    Keywords: Chrysiptera personata, Glyphidodon sculptus, nomen protectum, nomen oblitum, nomen novum
  • Kaushik Deuti*, Ramaswamy Aengals, Sujoy Raha, Sudipta Debnath, Ponnusamy Sathiyaselvam, Sumaithangi Rajagopalan Ganesh Pages 110-119

    We report on a topotypical specimen of the spot-tailed pit viper Trimeresurus erythrurus recorded from Sunderbans in India and a distant, southerly, range extension from Kakinada mangroves, based on preserved (n= 1, seen in 2019) and live uncollected (n= 2; seen in 2014) specimens, respectively. The specimens (n= 3) share the following characteristics: verdant green dorsum, yellow iris, white ventrolateral stripes in males, 23 midbody scale rows, 161–172 ventrals, 61–76 subcaudals, and reddish tail tip. Drawing on the published records, its apparent rarity within its type locality and lack of records from the Circar Coast of India, our study significantly adds to the knowledge of the distribution and morphology of this species. Being a medically important venomous snake, its presence in the Godavari mangrove basin calls for wider dissemination of this information among medical practitioners, in addition to fundamental researchers like academics and herpetologists.
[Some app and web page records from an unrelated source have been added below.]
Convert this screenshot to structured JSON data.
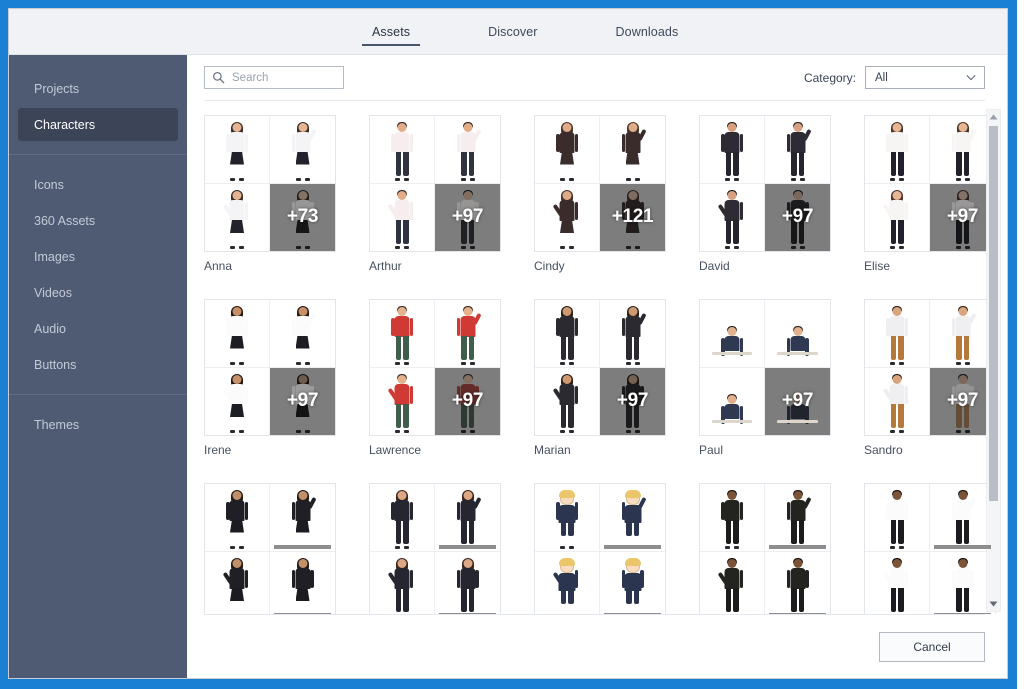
{
  "window": {
    "frame_color": "#1a80d4",
    "sidebar_color": "#4e5b73",
    "header_color": "#f0f2f5"
  },
  "tabs": [
    {
      "label": "Assets",
      "active": true
    },
    {
      "label": "Discover",
      "active": false
    },
    {
      "label": "Downloads",
      "active": false
    }
  ],
  "sidebar": {
    "groups": [
      {
        "items": [
          {
            "label": "Projects",
            "active": false
          },
          {
            "label": "Characters",
            "active": true
          }
        ]
      },
      {
        "items": [
          {
            "label": "Icons",
            "active": false
          },
          {
            "label": "360 Assets",
            "active": false
          },
          {
            "label": "Images",
            "active": false
          },
          {
            "label": "Videos",
            "active": false
          },
          {
            "label": "Audio",
            "active": false
          },
          {
            "label": "Buttons",
            "active": false
          }
        ]
      },
      {
        "items": [
          {
            "label": "Themes",
            "active": false
          }
        ]
      }
    ]
  },
  "toolbar": {
    "search": {
      "placeholder": "Search",
      "value": ""
    },
    "category": {
      "label": "Category:",
      "selected": "All",
      "options": [
        "All"
      ]
    }
  },
  "grid": {
    "cards": [
      {
        "name": "Anna",
        "more": "+73",
        "kind": "woman-skirt",
        "hair": "#3a2e28",
        "top": "#f4f4f6",
        "bottom": "#22232a",
        "skin": "#e6b493"
      },
      {
        "name": "Arthur",
        "more": "+97",
        "kind": "man-suit",
        "hair": "#2b2521",
        "top": "#f6eeee",
        "bottom": "#2f3340",
        "skin": "#e2ac89"
      },
      {
        "name": "Cindy",
        "more": "+121",
        "kind": "woman-dress",
        "hair": "#4a332a",
        "top": "#3b2c2c",
        "bottom": "#3b2c2c",
        "skin": "#e0ab88"
      },
      {
        "name": "David",
        "more": "+97",
        "kind": "man-dark",
        "hair": "#241f1c",
        "top": "#2e2b34",
        "bottom": "#26242c",
        "skin": "#d8a080"
      },
      {
        "name": "Elise",
        "more": "+97",
        "kind": "woman-pants",
        "hair": "#4b342a",
        "top": "#f7f4f4",
        "bottom": "#20212a",
        "skin": "#e7b795"
      },
      {
        "name": "Irene",
        "more": "+97",
        "kind": "woman-skirt",
        "hair": "#241b16",
        "top": "#fbfbfc",
        "bottom": "#1d1e24",
        "skin": "#c89068"
      },
      {
        "name": "Lawrence",
        "more": "+97",
        "kind": "worker",
        "hair": "#3a2b22",
        "top": "#cf3a34",
        "bottom": "#3f5f4c",
        "skin": "#e4b28d"
      },
      {
        "name": "Marian",
        "more": "+97",
        "kind": "woman-suit",
        "hair": "#2a1d17",
        "top": "#2a2a30",
        "bottom": "#2a2a30",
        "skin": "#cf9a72"
      },
      {
        "name": "Paul",
        "more": "+97",
        "kind": "seated",
        "hair": "#2a2420",
        "top": "#2f3a52",
        "bottom": "#2f3a52",
        "skin": "#e3b08e"
      },
      {
        "name": "Sandro",
        "more": "+97",
        "kind": "casual",
        "hair": "#2b211b",
        "top": "#efeef0",
        "bottom": "#b5793c",
        "skin": "#d8a57e"
      },
      {
        "name": "",
        "more": "",
        "kind": "woman-skirt",
        "hair": "#241b16",
        "top": "#1f1f25",
        "bottom": "#1b1b21",
        "skin": "#c18f6a",
        "partial": true
      },
      {
        "name": "",
        "more": "",
        "kind": "woman-suit",
        "hair": "#3a2820",
        "top": "#262630",
        "bottom": "#262630",
        "skin": "#dda883",
        "partial": true
      },
      {
        "name": "",
        "more": "",
        "kind": "cartoon",
        "hair": "#ecc66a",
        "top": "#2b3550",
        "bottom": "#2b3550",
        "skin": "#f7dcc0",
        "partial": true
      },
      {
        "name": "",
        "more": "",
        "kind": "man-suit",
        "hair": "#17130f",
        "top": "#23231f",
        "bottom": "#1c1c1a",
        "skin": "#7a5338",
        "partial": true
      },
      {
        "name": "",
        "more": "",
        "kind": "doctor",
        "hair": "#15110d",
        "top": "#fbfbfb",
        "bottom": "#1c1c20",
        "skin": "#7c5438",
        "partial": true
      }
    ]
  },
  "scrollbar": {
    "up_icon": "triangle-up",
    "down_icon": "triangle-down"
  },
  "footer": {
    "cancel_label": "Cancel"
  }
}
    Keywords: Circar Coast, Kakinada, mangrove, morphology, Sunderbans, West Bengal
  • Raju Vyas* Pages 120-126

    Blanford’s Rock Agama, Psammophilus blanfordanus is an Indian endemic species of lizard in family Agamidae. A pair of the species was kept in captivity for six months for a breeding biology study. The female laid six eggs (average size 12.61 x 8.13 mm) in the month of August and hatchlings emerged after 34 days of incubation. Ambient temperature ranged between 27.5 to 31.5 °C. Average hatchling size was 24.15 mm snout to vent length and 33.63 mm tail length. All of the six eggs hatched.

    Keywords: Agamidae, breeding, captivity, endemic, Rock Agama
  • Jigme Tshelthrim Wangyal*, Gyeltshen, David J. Gower Pages 127-132
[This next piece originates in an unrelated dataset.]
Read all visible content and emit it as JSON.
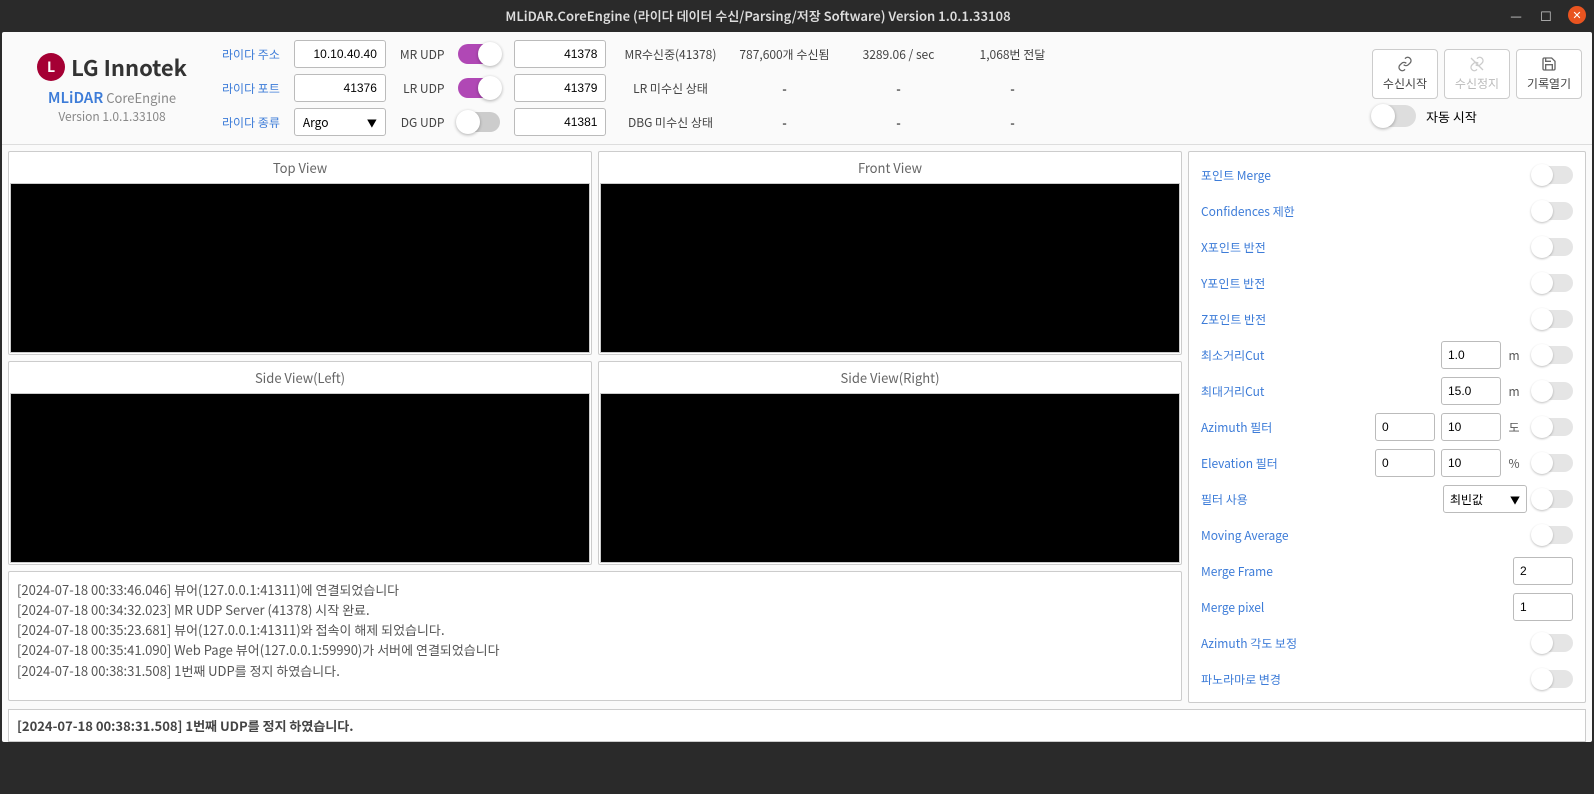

    The world currently recognizes 214 species of Caecilians (Amphibia: Gymnophiona) most of which occur in the wet tropics and some adjacent subtropical regions. Of the ten-family classification known, three occur in Asia, viz. Chikilidae (endemic to northeast India, Indotyphlidae (India’s Western and Eastern Ghats) and Ichthyophiidae. However, until this report, there were no confirmed reports of any caecilian species from Bhutan, although their presence has been assumed likely given their occurrence in adjacent countries. This report provides the first confirmed report of caecilians in Bhutan with work to identify the species to be carried on later with further research.
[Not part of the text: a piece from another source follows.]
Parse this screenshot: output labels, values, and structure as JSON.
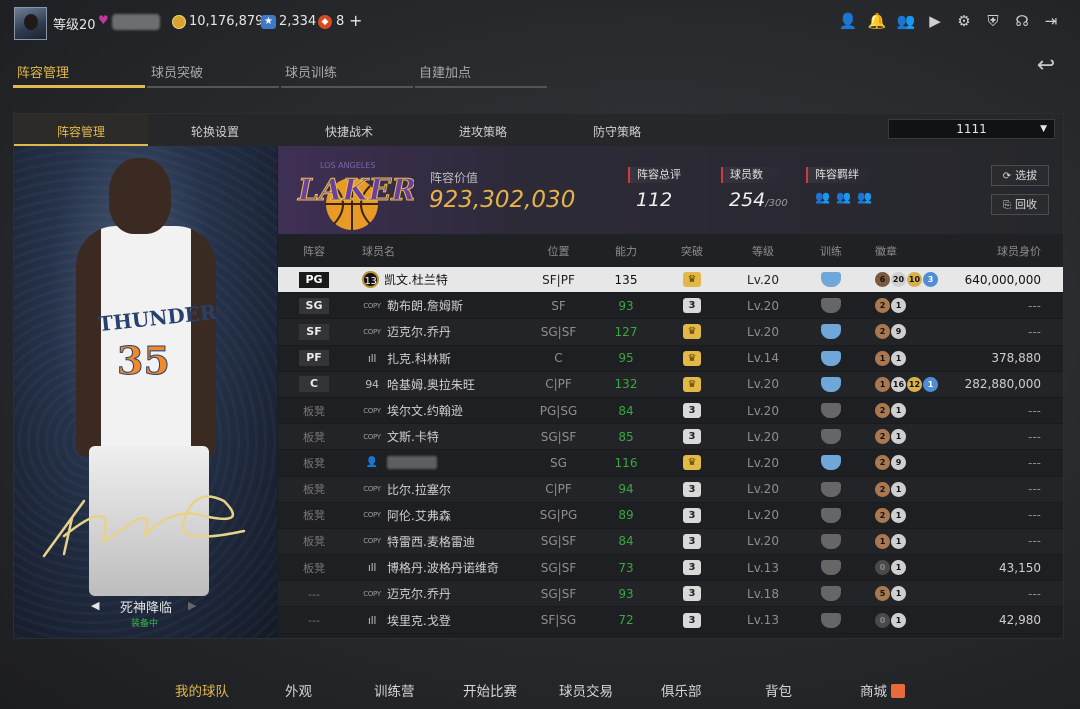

    Keywords: Apoda, annular grooves, Ichthyophis, species, Tsirang district